The £46,000-a-year private school apologised to parents, saying pupils would begin the year learning remotely online, after the water company informed it of the issue.
Pupils had been due to return to the prestigious boys’ school, near Windsor in Berkshire, on Tuesday after the Christmas break.
“I am very sorry to say that Thames Water have just alerted us to the fact that their sewerage drains are backfilling due to floodwater,” said an email sent to parents and guardians, first reported by Bloomberg. “The sewers in the centre of Eton won’t cope with the arrival of nearly 1,350 boys.”
The school added: “We cannot safely operate as a school until Thames Water have resolved the issues around our sewerage drains.”

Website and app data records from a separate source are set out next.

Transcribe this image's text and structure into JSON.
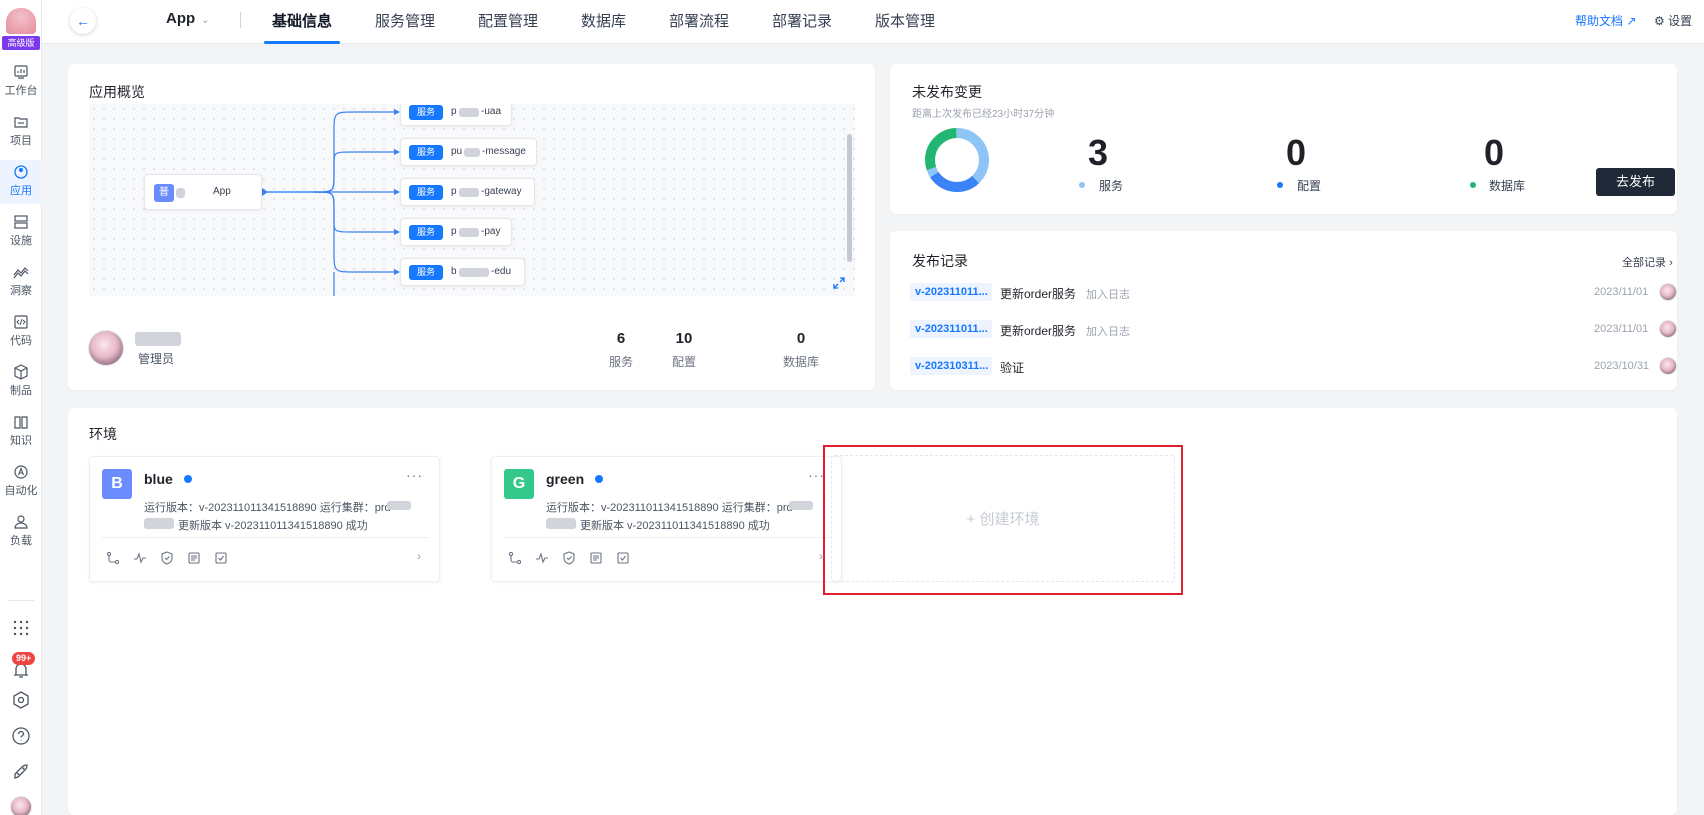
{
  "rail": {
    "badge": "高级版",
    "items": [
      {
        "label": "工作台",
        "icon": "dashboard-icon"
      },
      {
        "label": "项目",
        "icon": "folder-icon"
      },
      {
        "label": "应用",
        "icon": "app-icon"
      },
      {
        "label": "设施",
        "icon": "server-icon"
      },
      {
        "label": "洞察",
        "icon": "insight-icon"
      },
      {
        "label": "代码",
        "icon": "code-icon"
      },
      {
        "label": "制品",
        "icon": "package-icon"
      },
      {
        "label": "知识",
        "icon": "book-icon"
      },
      {
        "label": "自动化",
        "icon": "automation-icon"
      },
      {
        "label": "负载",
        "icon": "load-icon"
      }
    ],
    "notification_count": "99+"
  },
  "header": {
    "app_name": "App",
    "tabs": [
      "基础信息",
      "服务管理",
      "配置管理",
      "数据库",
      "部署流程",
      "部署记录",
      "版本管理"
    ],
    "active_tab": "基础信息",
    "help_label": "帮助文档",
    "settings_label": "设置"
  },
  "overview": {
    "title": "应用概览",
    "app_node_icon_text": "普",
    "app_node_label": "App",
    "service_tag": "服务",
    "services": [
      {
        "prefix": "p",
        "suffix": "-uaa"
      },
      {
        "prefix": "pu",
        "suffix": "-message"
      },
      {
        "prefix": "p",
        "suffix": "-gateway"
      },
      {
        "prefix": "p",
        "suffix": "-pay"
      },
      {
        "prefix": "b",
        "suffix": "-edu"
      }
    ],
    "role": "管理员",
    "stats": [
      {
        "value": "6",
        "label": "服务"
      },
      {
        "value": "10",
        "label": "配置"
      },
      {
        "value": "0",
        "label": "数据库"
      }
    ]
  },
  "unpublished": {
    "title": "未发布变更",
    "subtitle": "距离上次发布已经23小时37分钟",
    "stats": [
      {
        "value": "3",
        "label": "服务",
        "color": "#8ec5f7"
      },
      {
        "value": "0",
        "label": "配置",
        "color": "#1677ff"
      },
      {
        "value": "0",
        "label": "数据库",
        "color": "#22b573"
      }
    ],
    "publish_button": "去发布"
  },
  "records": {
    "title": "发布记录",
    "all_link": "全部记录",
    "items": [
      {
        "version": "v-202311011...",
        "title": "更新order服务",
        "sub": "加入日志",
        "date": "2023/11/01"
      },
      {
        "version": "v-202311011...",
        "title": "更新order服务",
        "sub": "加入日志",
        "date": "2023/11/01"
      },
      {
        "version": "v-202310311...",
        "title": "验证",
        "sub": "",
        "date": "2023/10/31"
      }
    ]
  },
  "environments": {
    "title": "环境",
    "cards": [
      {
        "letter": "B",
        "name": "blue",
        "color": "#6b8cff",
        "line1": "运行版本：v-202311011341518890   运行集群：prd",
        "line2": "更新版本 v-202311011341518890 成功"
      },
      {
        "letter": "G",
        "name": "green",
        "color": "#34c98b",
        "line1": "运行版本：v-202311011341518890   运行集群：prd",
        "line2": "更新版本 v-202311011341518890 成功"
      }
    ],
    "more": "···",
    "create_label": "创建环境"
  }
}
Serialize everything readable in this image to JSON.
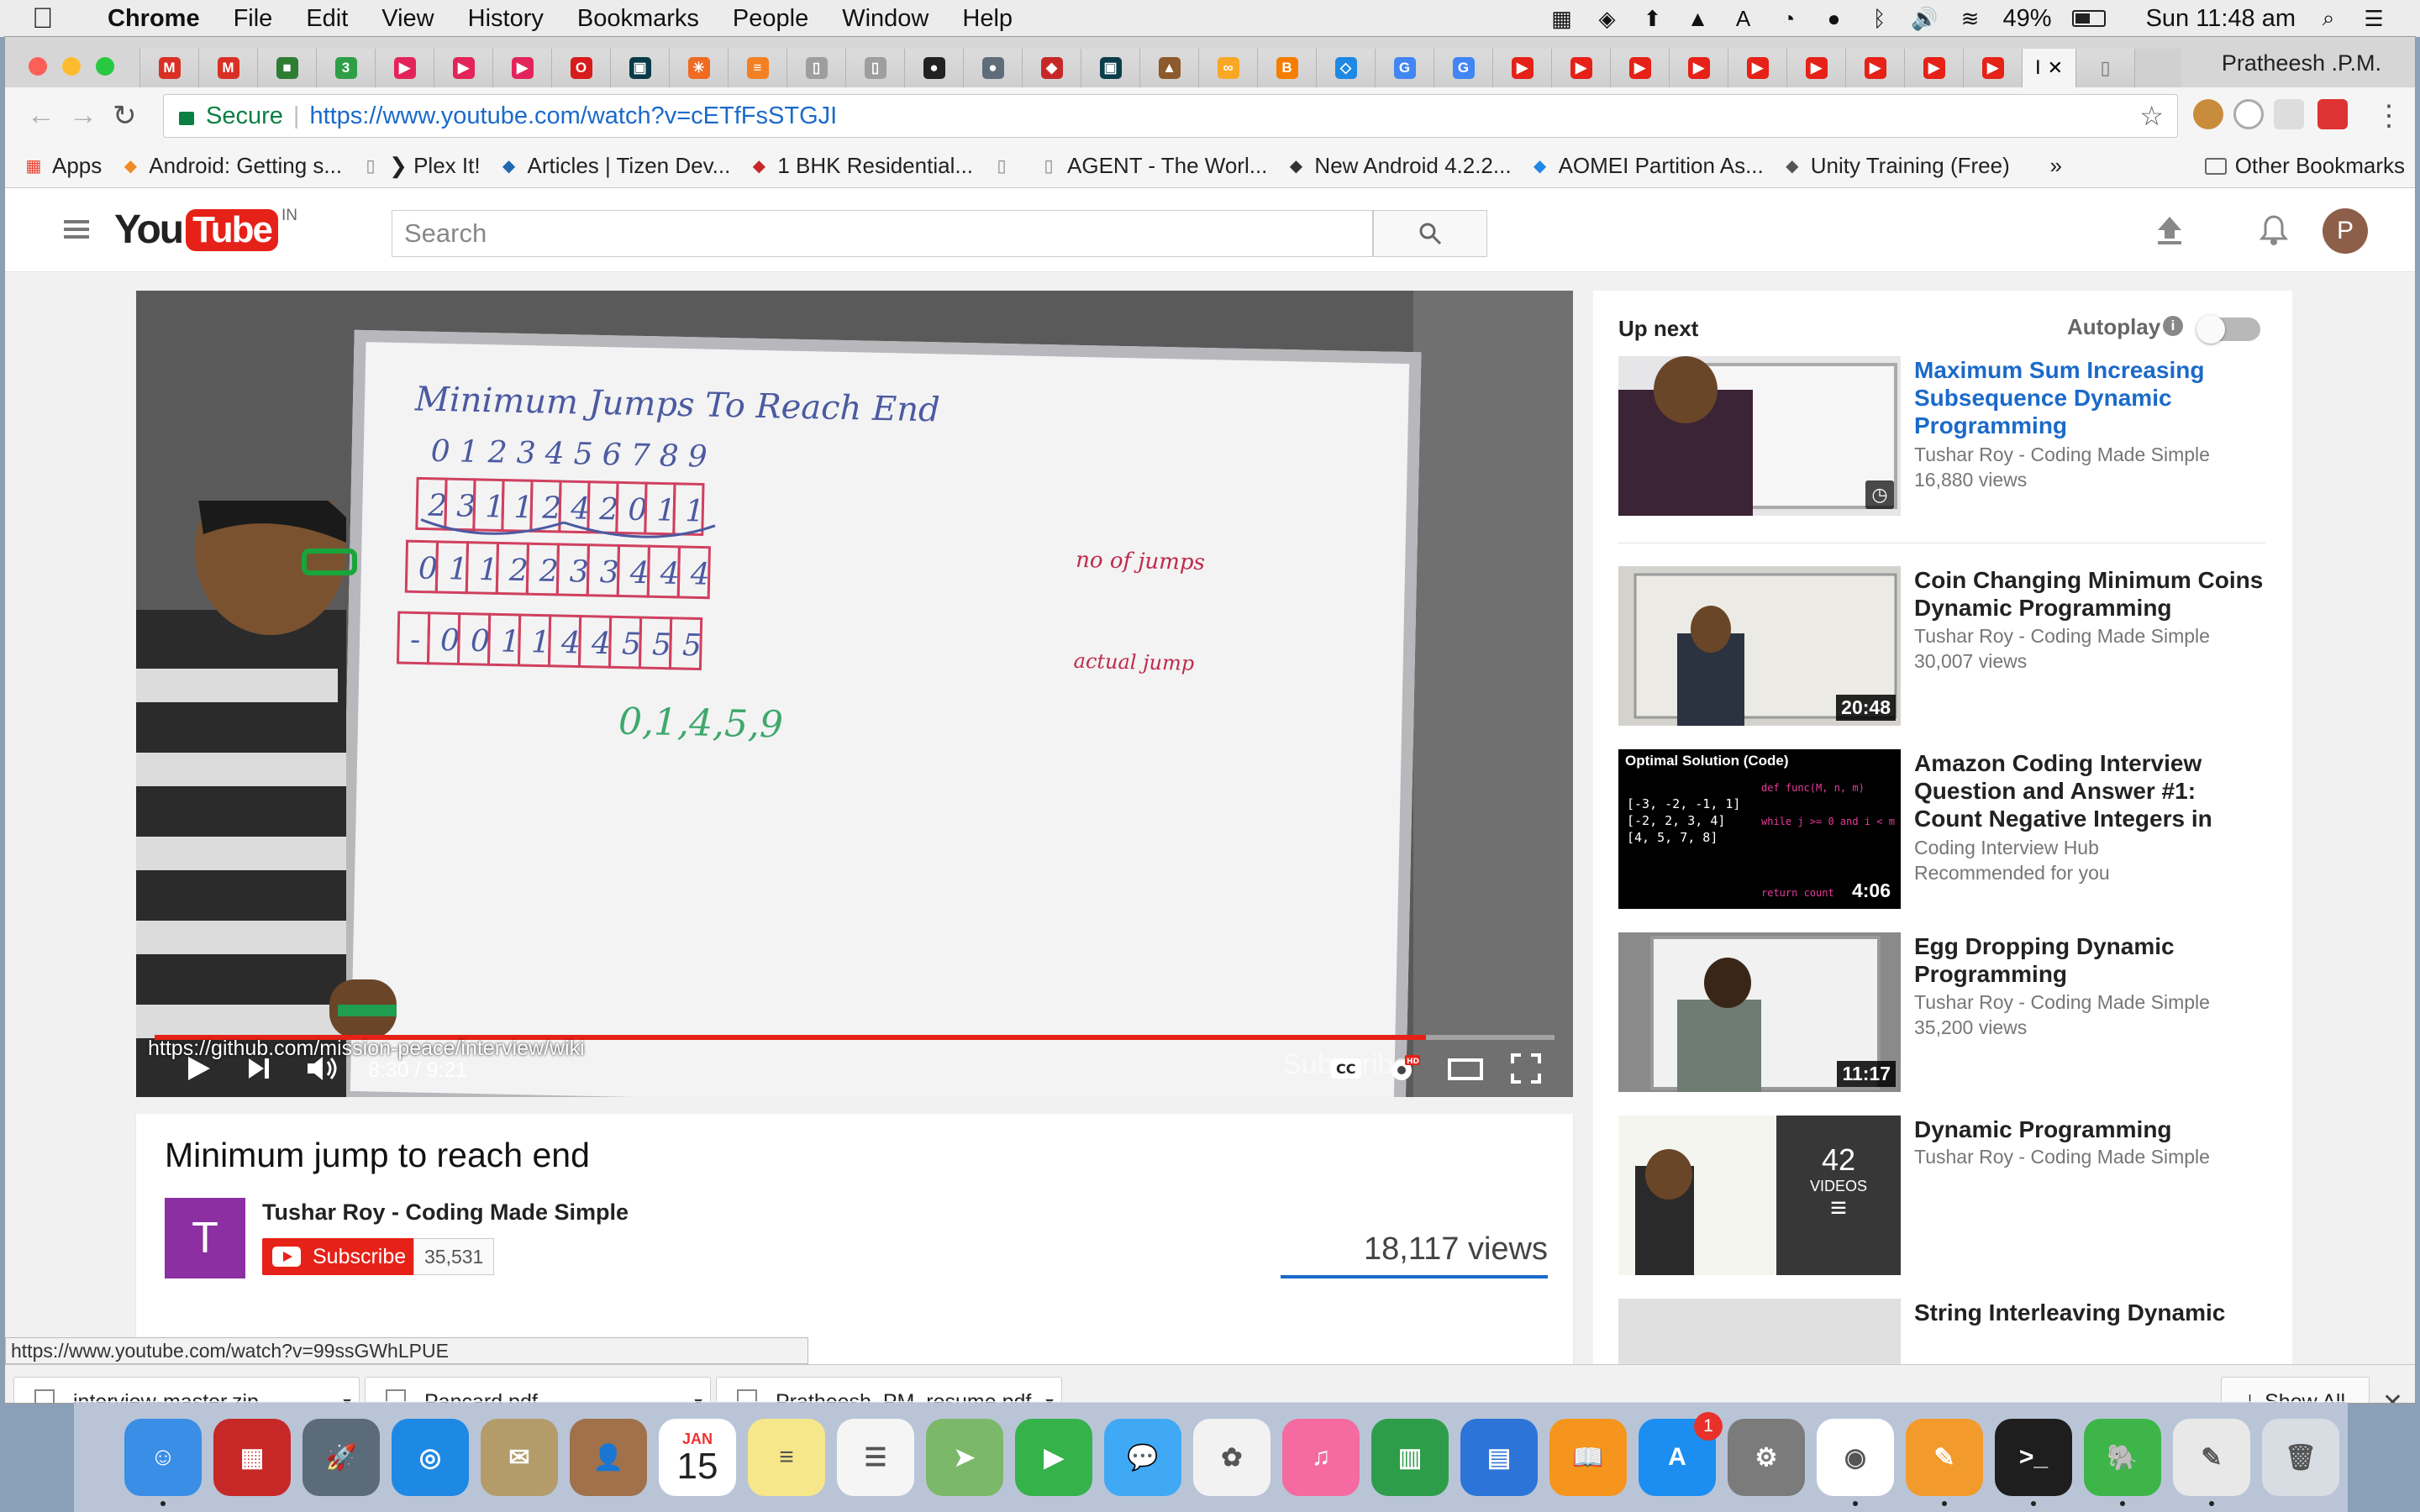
{
  "menubar": {
    "app_name": "Chrome",
    "items": [
      "File",
      "Edit",
      "View",
      "History",
      "Bookmarks",
      "People",
      "Window",
      "Help"
    ],
    "battery": "49%",
    "clock": "Sun 11:48 am"
  },
  "browser": {
    "profile_name": "Pratheesh .P.M.",
    "active_tab_label": "I",
    "tab_favicons": [
      {
        "icon": "gmail-icon",
        "color": "#d93025",
        "glyph": "M"
      },
      {
        "icon": "gmail-icon",
        "color": "#d93025",
        "glyph": "M"
      },
      {
        "icon": "cube-icon",
        "color": "#2e7d32",
        "glyph": "■"
      },
      {
        "icon": "counter-icon",
        "color": "#2e9e47",
        "glyph": "3"
      },
      {
        "icon": "play-icon",
        "color": "#e3245a",
        "glyph": "▶"
      },
      {
        "icon": "play-icon",
        "color": "#e3245a",
        "glyph": "▶"
      },
      {
        "icon": "play-icon",
        "color": "#e3245a",
        "glyph": "▶"
      },
      {
        "icon": "opera-icon",
        "color": "#d81b1b",
        "glyph": "O"
      },
      {
        "icon": "terminal-icon",
        "color": "#0a3a4a",
        "glyph": "▣"
      },
      {
        "icon": "burst-icon",
        "color": "#f06a23",
        "glyph": "✳"
      },
      {
        "icon": "stack-icon",
        "color": "#f48024",
        "glyph": "≡"
      },
      {
        "icon": "doc-icon",
        "color": "#9e9e9e",
        "glyph": "▯"
      },
      {
        "icon": "doc-icon",
        "color": "#9e9e9e",
        "glyph": "▯"
      },
      {
        "icon": "github-icon",
        "color": "#222222",
        "glyph": "●"
      },
      {
        "icon": "reddit-icon",
        "color": "#5f6c79",
        "glyph": "●"
      },
      {
        "icon": "shield-icon",
        "color": "#c62828",
        "glyph": "◆"
      },
      {
        "icon": "monitor-icon",
        "color": "#0b3d4a",
        "glyph": "▣"
      },
      {
        "icon": "poop-icon",
        "color": "#8d5a2b",
        "glyph": "▲"
      },
      {
        "icon": "infinity-icon",
        "color": "#f9a825",
        "glyph": "∞"
      },
      {
        "icon": "blogger-icon",
        "color": "#f57d00",
        "glyph": "B"
      },
      {
        "icon": "tiles-icon",
        "color": "#1e88e5",
        "glyph": "◇"
      },
      {
        "icon": "google-icon",
        "color": "#4285f4",
        "glyph": "G"
      },
      {
        "icon": "google-icon",
        "color": "#4285f4",
        "glyph": "G"
      },
      {
        "icon": "youtube-icon",
        "color": "#e62117",
        "glyph": "▶"
      },
      {
        "icon": "youtube-icon",
        "color": "#e62117",
        "glyph": "▶"
      },
      {
        "icon": "youtube-icon",
        "color": "#e62117",
        "glyph": "▶"
      },
      {
        "icon": "youtube-icon",
        "color": "#e62117",
        "glyph": "▶"
      },
      {
        "icon": "youtube-icon",
        "color": "#e62117",
        "glyph": "▶"
      },
      {
        "icon": "youtube-icon",
        "color": "#e62117",
        "glyph": "▶"
      },
      {
        "icon": "youtube-icon",
        "color": "#e62117",
        "glyph": "▶"
      },
      {
        "icon": "youtube-icon",
        "color": "#e62117",
        "glyph": "▶"
      },
      {
        "icon": "youtube-icon",
        "color": "#e62117",
        "glyph": "▶"
      }
    ],
    "omnibox": {
      "secure_label": "Secure",
      "url": "https://www.youtube.com/watch?v=cETfFsSTGJI"
    },
    "bookmarks": [
      {
        "label": "Apps",
        "icon": "apps-grid-icon"
      },
      {
        "label": "Android: Getting s...",
        "icon": "pencil-icon"
      },
      {
        "label": "❯ Plex It!",
        "icon": "page-icon"
      },
      {
        "label": "Articles | Tizen Dev...",
        "icon": "tizen-icon"
      },
      {
        "label": "1 BHK Residential...",
        "icon": "house-icon"
      },
      {
        "label": "",
        "icon": "page-icon"
      },
      {
        "label": "AGENT - The Worl...",
        "icon": "page-icon"
      },
      {
        "label": "New Android 4.2.2...",
        "icon": "plane-icon"
      },
      {
        "label": "AOMEI Partition As...",
        "icon": "aomei-icon"
      },
      {
        "label": "Unity Training (Free)",
        "icon": "unity-icon"
      }
    ],
    "bookmarks_overflow": "»",
    "other_bookmarks": "Other Bookmarks",
    "status_url": "https://www.youtube.com/watch?v=99ssGWhLPUE"
  },
  "youtube": {
    "logo_you": "You",
    "logo_tube": "Tube",
    "region": "IN",
    "search_placeholder": "Search",
    "avatar_letter": "P",
    "player": {
      "annotation_url": "https://github.com/mission-peace/interview/wiki",
      "time": "8:30 / 9:21",
      "progress": 0.908,
      "watermark": "Subscribe",
      "board": {
        "heading": "Minimum Jumps To Reach End",
        "indices": [
          "0",
          "1",
          "2",
          "3",
          "4",
          "5",
          "6",
          "7",
          "8",
          "9"
        ],
        "array": [
          "2",
          "3",
          "1",
          "1",
          "2",
          "4",
          "2",
          "0",
          "1",
          "1"
        ],
        "jumps": [
          "0",
          "1",
          "1",
          "2",
          "2",
          "3",
          "3",
          "4",
          "4",
          "4"
        ],
        "jumps_label": "no of jumps",
        "actual": [
          "-",
          "0",
          "0",
          "1",
          "1",
          "4",
          "4",
          "5",
          "5",
          "5"
        ],
        "actual_label": "actual jump",
        "path": "0,1,4,5,9"
      }
    },
    "video": {
      "title": "Minimum jump to reach end",
      "channel_initial": "T",
      "channel": "Tushar Roy - Coding Made Simple",
      "subscribe_label": "Subscribe",
      "subscriber_count": "35,531",
      "views": "18,117 views"
    },
    "sidebar": {
      "up_next": "Up next",
      "autoplay": "Autoplay",
      "items": [
        {
          "title": "Maximum Sum Increasing Subsequence Dynamic Programming",
          "channel": "Tushar Roy - Coding Made Simple",
          "meta": "16,880 views",
          "duration": ""
        },
        {
          "title": "Coin Changing Minimum Coins Dynamic Programming",
          "channel": "Tushar Roy - Coding Made Simple",
          "meta": "30,007 views",
          "duration": "20:48"
        },
        {
          "title": "Amazon Coding Interview Question and Answer #1: Count Negative Integers in",
          "channel": "Coding Interview Hub",
          "meta": "Recommended for you",
          "duration": "4:06"
        },
        {
          "title": "Egg Dropping Dynamic Programming",
          "channel": "Tushar Roy - Coding Made Simple",
          "meta": "35,200 views",
          "duration": "11:17"
        },
        {
          "title": "Dynamic Programming",
          "channel": "Tushar Roy - Coding Made Simple",
          "meta": "",
          "duration": ""
        },
        {
          "title": "String Interleaving Dynamic",
          "channel": "",
          "meta": "",
          "duration": ""
        }
      ],
      "playlist_count": "42",
      "playlist_label": "VIDEOS",
      "thumb3_heading": "Optimal Solution (Code)"
    }
  },
  "downloads": {
    "files": [
      "interview-master.zip",
      "Pancard.pdf",
      "Pratheesh_PM_resume.pdf"
    ],
    "show_all": "Show All"
  },
  "dock": {
    "calendar_month": "JAN",
    "calendar_day": "15",
    "appstore_badge": "1",
    "apps": [
      {
        "name": "finder",
        "color": "#3a8ee6",
        "glyph": "☺"
      },
      {
        "name": "security",
        "color": "#c62828",
        "glyph": "▦"
      },
      {
        "name": "launchpad",
        "color": "#5c6b7a",
        "glyph": "🚀"
      },
      {
        "name": "safari",
        "color": "#1e88e5",
        "glyph": "◎"
      },
      {
        "name": "mail",
        "color": "#b39c6a",
        "glyph": "✉"
      },
      {
        "name": "contacts",
        "color": "#a0714a",
        "glyph": "👤"
      },
      {
        "name": "calendar",
        "color": "#ffffff",
        "glyph": ""
      },
      {
        "name": "notes",
        "color": "#f7e78b",
        "glyph": "≡"
      },
      {
        "name": "reminders",
        "color": "#f5f5f5",
        "glyph": "☰"
      },
      {
        "name": "maps",
        "color": "#7cb86a",
        "glyph": "➤"
      },
      {
        "name": "facetime",
        "color": "#35b24a",
        "glyph": "▶"
      },
      {
        "name": "messages",
        "color": "#3fa9f5",
        "glyph": "💬"
      },
      {
        "name": "photos",
        "color": "#f2f2f2",
        "glyph": "✿"
      },
      {
        "name": "itunes",
        "color": "#f46aa1",
        "glyph": "♫"
      },
      {
        "name": "numbers",
        "color": "#2e9d4a",
        "glyph": "▥"
      },
      {
        "name": "keynote",
        "color": "#2c74d8",
        "glyph": "▤"
      },
      {
        "name": "ibooks",
        "color": "#f5951d",
        "glyph": "📖"
      },
      {
        "name": "appstore",
        "color": "#1c8ef2",
        "glyph": "A"
      },
      {
        "name": "system-preferences",
        "color": "#7b7b7b",
        "glyph": "⚙"
      },
      {
        "name": "chrome",
        "color": "#ffffff",
        "glyph": "◉"
      },
      {
        "name": "pages",
        "color": "#f29b2c",
        "glyph": "✎"
      },
      {
        "name": "terminal",
        "color": "#1e1e1e",
        "glyph": ">_"
      },
      {
        "name": "evernote",
        "color": "#3db549",
        "glyph": "🐘"
      },
      {
        "name": "textedit",
        "color": "#e8e8e8",
        "glyph": "✎"
      },
      {
        "name": "trash",
        "color": "#d8dde4",
        "glyph": "🗑"
      }
    ]
  }
}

Eton was founded in 1440 by Henry VI, offering a free education for all and charging some for accommodation. Former pupils include Boris Johnson, Prince William, Prince Harry and David Cameron. The site has the main college and 24 “Oppidan”, or residential, houses, each with a house master and a clutch of staff.
A spokesperson for Eton said: “Following extensive flooding in the region, the Thames Water sewers which serve the town of Eton flooded.
“Therefore boys could not return for the scheduled start of term on 9 January and the college has moved to remote teaching. We are in regular contact with Thames Water as they seek to resolve the situation and we look forward to welcoming boys back as soon as possible.”
Thames Water said: “Our engineers are responding to reported sewerage issues at Eton college, Windsor.
“In this instance, the recent heavy rainfall, along with high groundwater levels and river flooding, caused our local sewer system to overload.
“We are sorry to staff and students who have been impacted. Our teams will be carrying out a clean-up in the coming days once the river levels recede.”
The high-profile incident marks an embarrassing start for Chris Weston, the former chief executive of the power-generating equipment company Aggreko, who took over at Thames Water this week.
He is tasked with improving the performance at the debt-laden utility company which has 15 million customers in London and south-east England and has faced criticism from the public and politicians over leaky pipes and releasing sewage into waterways.
Large parts of England have suffered flooding since the start of the year, as Storm Henk brought a deluge of rain. In a statement released on Monday night, Thames said recent heavy rainfall, combined with a high water table, have put “huge pressure on our sewers and pumping stations”.
“Water is entering our network above and below ground, and flows from flooded rivers are adding to the problem in some areas,” it said.
Thames’s Slough sewage treatment works, near Eton, was discharging pollution into the Roundmoor Ditch on Wednesday, according to company data analysed by the website Sewage Map.